Task objective:
Could you copy every line of the data that contains the word "title"?

Material for the task:
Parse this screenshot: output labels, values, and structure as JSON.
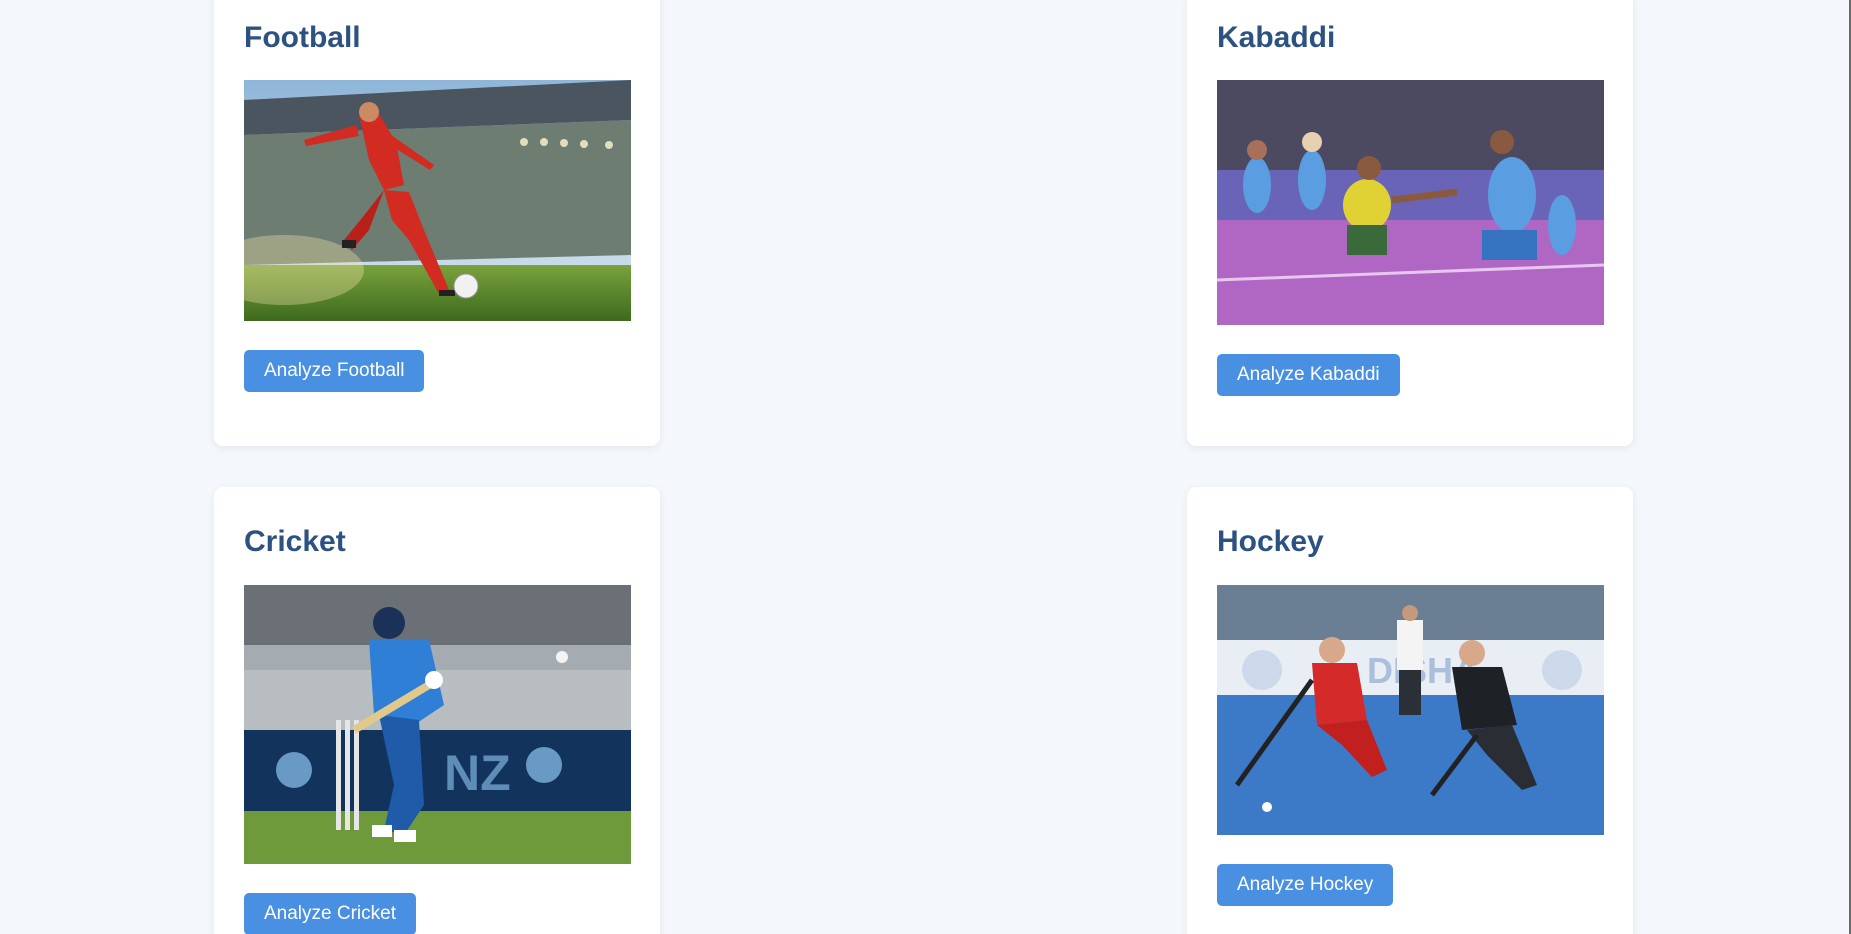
{
  "cards": [
    {
      "title": "Football",
      "button": "Analyze Football",
      "image_alt": "football-player-kicking-ball"
    },
    {
      "title": "Kabaddi",
      "button": "Analyze Kabaddi",
      "image_alt": "kabaddi-players-match"
    },
    {
      "title": "Cricket",
      "button": "Analyze Cricket",
      "image_alt": "cricket-batsman"
    },
    {
      "title": "Hockey",
      "button": "Analyze Hockey",
      "image_alt": "hockey-players-match"
    }
  ],
  "colors": {
    "page_bg": "#f4f7fb",
    "card_bg": "#ffffff",
    "title": "#2c5282",
    "button_bg": "#4a90e2",
    "button_text": "#ffffff"
  }
}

Result for this task:
      "title": "Football",
      "title": "Kabaddi",
      "title": "Cricket",
      "title": "Hockey",
    "title": "#2c5282",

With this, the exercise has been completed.